The abstract expressionist sculptor Seymour Lipton (1903–1986) represented the United States at the Venice Biennale in 1958. In the following decades he had a number of important solo exhibitions across the country, including a show of recent sculpture at the Johnson Museum in 1973. The exhibition on view here, almost half a century later, highlights his drawing practice with more than thirty conte crayon sketches and prints for realized and unrealized sculptures across his career. The majority of these works on paper were donated to the Johnson over the past fifteen years by the artist’s sons, Michael and Alan Lipton.
Trained as a dentist, Lipton was largely self-taught as an artist. He began to explore sculpture by working in clay, which soon expanded to include wood, using direct carving techniques that allowed for the spontaneity of expression he was looking for. In the 1940s Lipton abandoned wood and started to work in brass, lead, and bronze.

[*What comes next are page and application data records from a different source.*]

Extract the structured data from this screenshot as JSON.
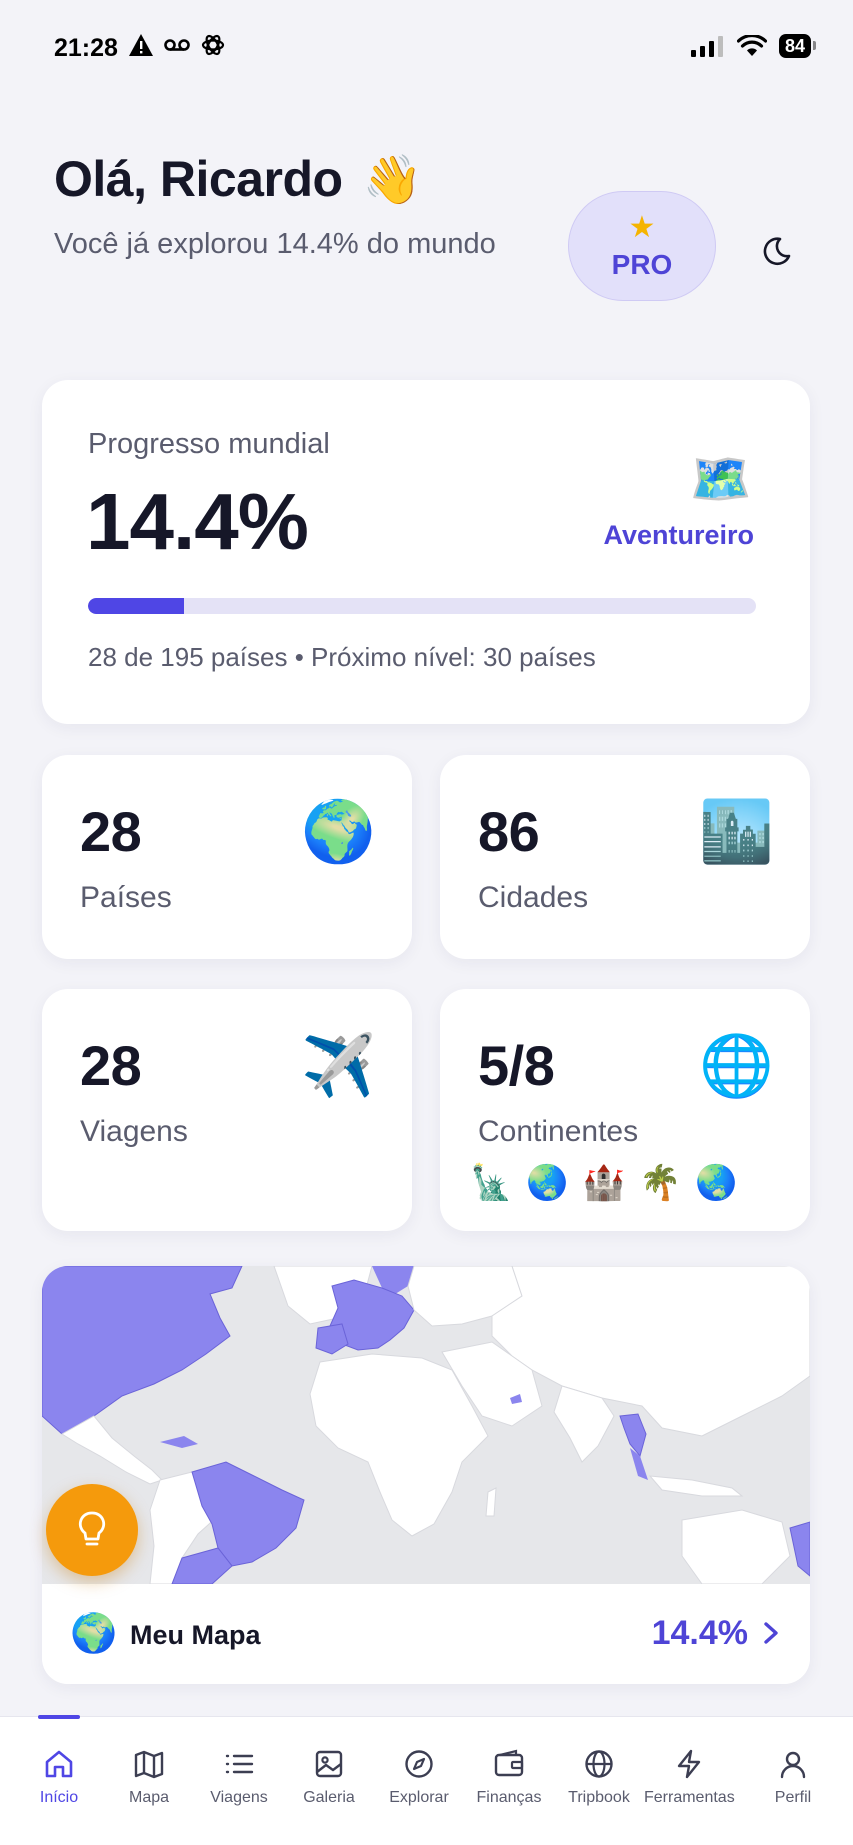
{
  "status_bar": {
    "time": "21:28",
    "battery": "84"
  },
  "header": {
    "greeting": "Olá, Ricardo",
    "greeting_emoji": "👋",
    "subtitle": "Você já explorou 14.4% do mundo",
    "pro_label": "PRO",
    "pro_icon": "star-icon",
    "theme_icon": "moon-icon"
  },
  "progress": {
    "title": "Progresso mundial",
    "percent_text": "14.4%",
    "percent_value": 14.4,
    "level": "Aventureiro",
    "emoji": "🗺️",
    "summary": "28 de 195 países • Próximo nível: 30 países"
  },
  "stats": {
    "countries": {
      "value": "28",
      "label": "Países",
      "emoji": "🌍"
    },
    "cities": {
      "value": "86",
      "label": "Cidades",
      "emoji": "🏙️"
    },
    "trips": {
      "value": "28",
      "label": "Viagens",
      "emoji": "✈️"
    },
    "continents": {
      "value": "5/8",
      "label": "Continentes",
      "emoji": "🌐",
      "badges": [
        "🗽",
        "🌏",
        "🏰",
        "🌴",
        "🌏"
      ]
    }
  },
  "map": {
    "title": "Meu Mapa",
    "emoji": "🌍",
    "percent_text": "14.4%",
    "visited_color": "#8b85ee",
    "land_color": "#ffffff",
    "water_color": "#e6e7ea"
  },
  "tips_button": {
    "icon": "lightbulb-icon",
    "color": "#f59a0c"
  },
  "nav": {
    "items": [
      {
        "label": "Início",
        "icon": "home-icon"
      },
      {
        "label": "Mapa",
        "icon": "map-icon"
      },
      {
        "label": "Viagens",
        "icon": "list-icon"
      },
      {
        "label": "Galeria",
        "icon": "image-icon"
      },
      {
        "label": "Explorar",
        "icon": "compass-icon"
      },
      {
        "label": "Finanças",
        "icon": "wallet-icon"
      },
      {
        "label": "Tripbook",
        "icon": "globe-icon"
      },
      {
        "label": "Ferramentas",
        "icon": "bolt-icon"
      },
      {
        "label": "Perfil",
        "icon": "user-icon"
      }
    ],
    "active_color": "#4f46e5"
  }
}
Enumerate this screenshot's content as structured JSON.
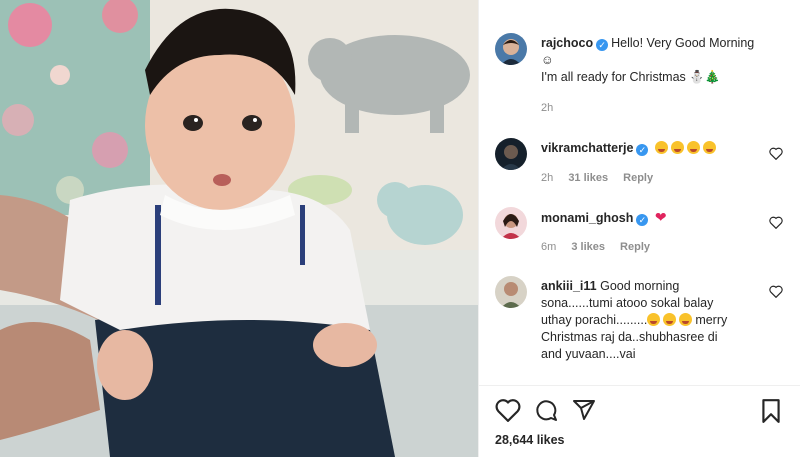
{
  "post": {
    "username": "rajchoco",
    "caption_line1": "Hello! Very Good Morning",
    "caption_line2": "☺",
    "caption_line3": "I'm all ready for Christmas",
    "caption_emoji": "⛄🎄",
    "time": "2h"
  },
  "comments": [
    {
      "username": "vikramchatterje",
      "time": "2h",
      "likes": "31 likes",
      "reply": "Reply"
    },
    {
      "username": "monami_ghosh",
      "time": "6m",
      "likes": "3 likes",
      "reply": "Reply"
    },
    {
      "username": "ankiii_i11",
      "text_line1": "Good morning",
      "text_line2": "sona......tumi atooo sokal balay",
      "text_line3": "uthay porachi.........",
      "text_line3_tail": "merry",
      "text_line4": "Christmas raj da..shubhasree di",
      "text_line5": "and yuvaan....vai"
    }
  ],
  "footer": {
    "likes_count": "28,644 likes"
  },
  "icons": {
    "like": "heart-icon",
    "comment": "comment-bubble-icon",
    "share": "paper-plane-icon",
    "save": "bookmark-icon"
  },
  "colors": {
    "verified": "#3897f0",
    "muted_text": "#8e8e8e",
    "text": "#262626"
  }
}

The sculpture Exodus (1946), included in this exhibition, is a great example of an early work in cast bronze that shows the influence of surrealism that Lipton shared with many abstract expressionists. While the term abstract expressionism gained acceptance in the late 1940s as a way to identify the New York avant-garde movement, it quickly came to denote a painting style, relegating sculpture to the margins. Lipton, however, was part of a group of artists referred to as direct-metal sculptors, whose use of the welding torch made the immediacy and chance effects possible, which at least nominally affiliated them with their painting colleagues. Other sculptors in this group included David Smith, David Hare, Herbert Ferber, Frederick Kiesler, and Ibram Lassaw. (A good example of Lassaw’s work from our permanent collection is on view on the first floor.)
In 1949, Lipton invented his characteristic technique of brazing bronze and nickel silver rods onto sheet metal. At first, he used sheet steel as a base and then, from 1955 on, Monel metal, a rust-proof white-bronze alloy. The sculptures Sibyl (1960) and Redwood (1956) are good examples of Lipton’s experimentations with various metals. His unique process provided him with a wide range of surface color and texture, and allowed him the flexibility to create open and solid shapes of any curvature—as shown in the many sketches on display here—making evident Lipton’s lifelong interest in loosely metaphoric organic abstractions. While he completed a number of large outdoor commissions, the scale of his work remained essentially human.
This exhibition was curated by Andrea Inselmann, curator of modern and contemporary art.